In this strange howling track from 1987’s Document, Stipe incorporates very deliberate filmic imagery into his lyrics: ‘show some water, pan the track’ and ‘close up hands, silhouette’; evocative stuff in one of the band’s most cinematic-sounding tracks.

The penultimate cut on their last album, Collapse Into Now, sees Stipe ruminate on the nature of fame and heroism, reimagining the setting of Neil Young’s 'Pocahontas', which recounted a fictional meeting between Young, Pocahontas and Marlon Brando.
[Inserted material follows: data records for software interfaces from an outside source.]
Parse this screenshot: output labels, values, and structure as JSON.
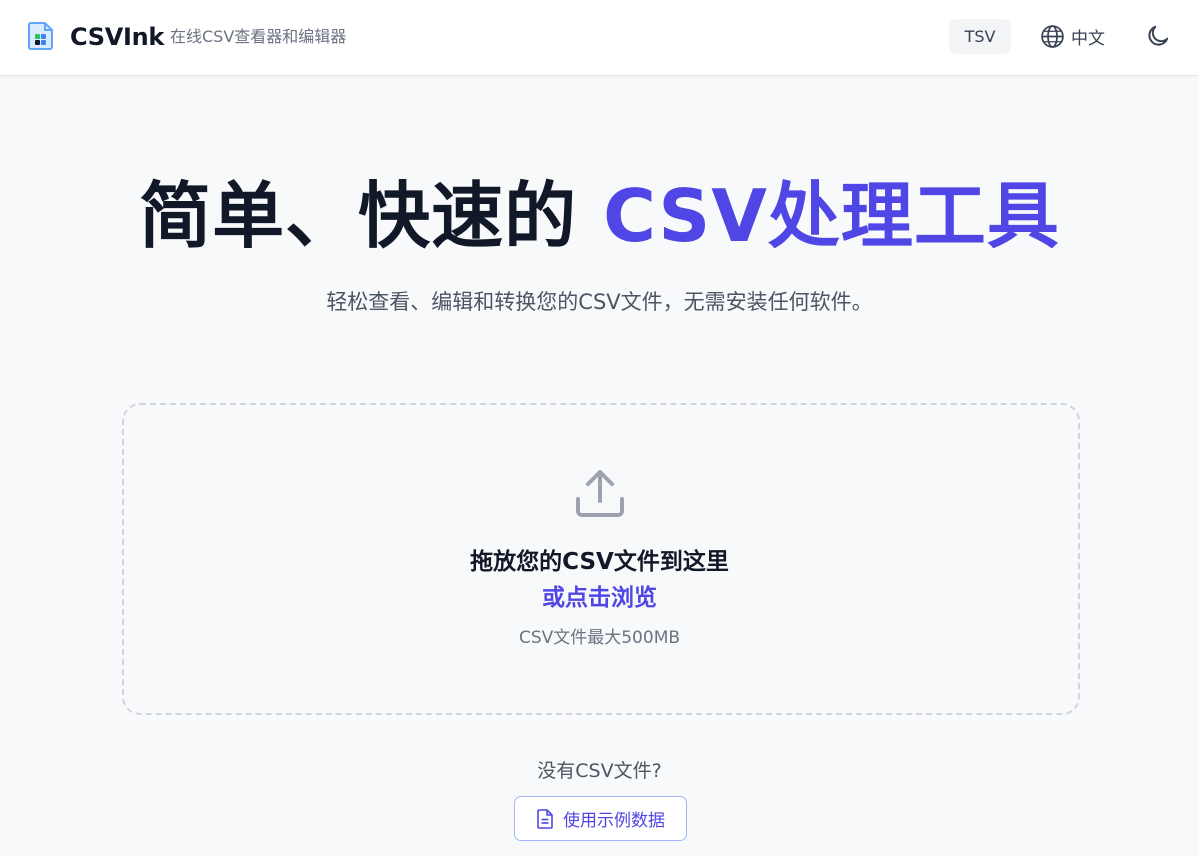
{
  "header": {
    "brand_name": "CSVInk",
    "tagline": "在线CSV查看器和编辑器",
    "tsv_label": "TSV",
    "language_label": "中文",
    "icons": {
      "logo": "csv-file-logo-icon",
      "language": "globe-icon",
      "theme": "moon-icon"
    }
  },
  "hero": {
    "title_dark": "简单、快速的 ",
    "title_accent": "CSV处理工具",
    "subtitle": "轻松查看、编辑和转换您的CSV文件，无需安装任何软件。"
  },
  "dropzone": {
    "icon": "upload-icon",
    "title": "拖放您的CSV文件到这里",
    "browse_label": "或点击浏览",
    "size_hint": "CSV文件最大500MB"
  },
  "sample": {
    "prompt": "没有CSV文件?",
    "button_label": "使用示例数据",
    "icon": "document-icon"
  },
  "colors": {
    "accent": "#4f46e5",
    "text_dark": "#111827",
    "text_muted": "#6b7280",
    "background": "#f8f9fb"
  }
}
Best Come Dine With Me ever.

The most glorious love letter to movie stardom and Hollywood in R.E.M.’s career comes in the second verse of this swooning ballad, the last track on their magnificent 1996 album, New Adventures In Hi-Fi. Imagining a scenario where the listener is swooping spectrally through Los Angeles, Stipe identifies with the pretty young hellraising things that lit up Mulholland Drive over the years: “I’m Martin Sheen,” he sings, “I’m Steve McQueen, I’m Jimmy Dean.” OK, it doesn’t hurt that their names rhyme.

Essentially a song about the late River Phoenix, one of Stipe’s closest friends ('Let Me In', from Monster, is about Kurt Cobain, in a similar vein), this raucous rocker from New Adventures may seem impersonal in the verses (“Bus punch avalanche!”) but comes together for a howling lament in the chorus, that can only have come from the heart for Stipe. “Here it comes!” he cries, while Mike Mills wails in the background, “I’m carried away.” And then the kicker in the last verse – “You will be young forever; there’s so much that I can’t do.” Naked, helpless, powerful.

Another track from Collapse Into Now, this barnstorming rocker is short but sweet, which means that Stipe has to work hard to cram a flotilla of movie references into the second verse. But he manages it anyway. You can make up your own minds about whether the reference to the "'74 Torino" is a tip of the hat to Clint Eastwood, but there's no doubting the namechecking of "Sharon Stone Casino" and "Scarface Al Pacino". Have we been given an inadvertent insight into the ultimate Friday night double-bill chez Stipey?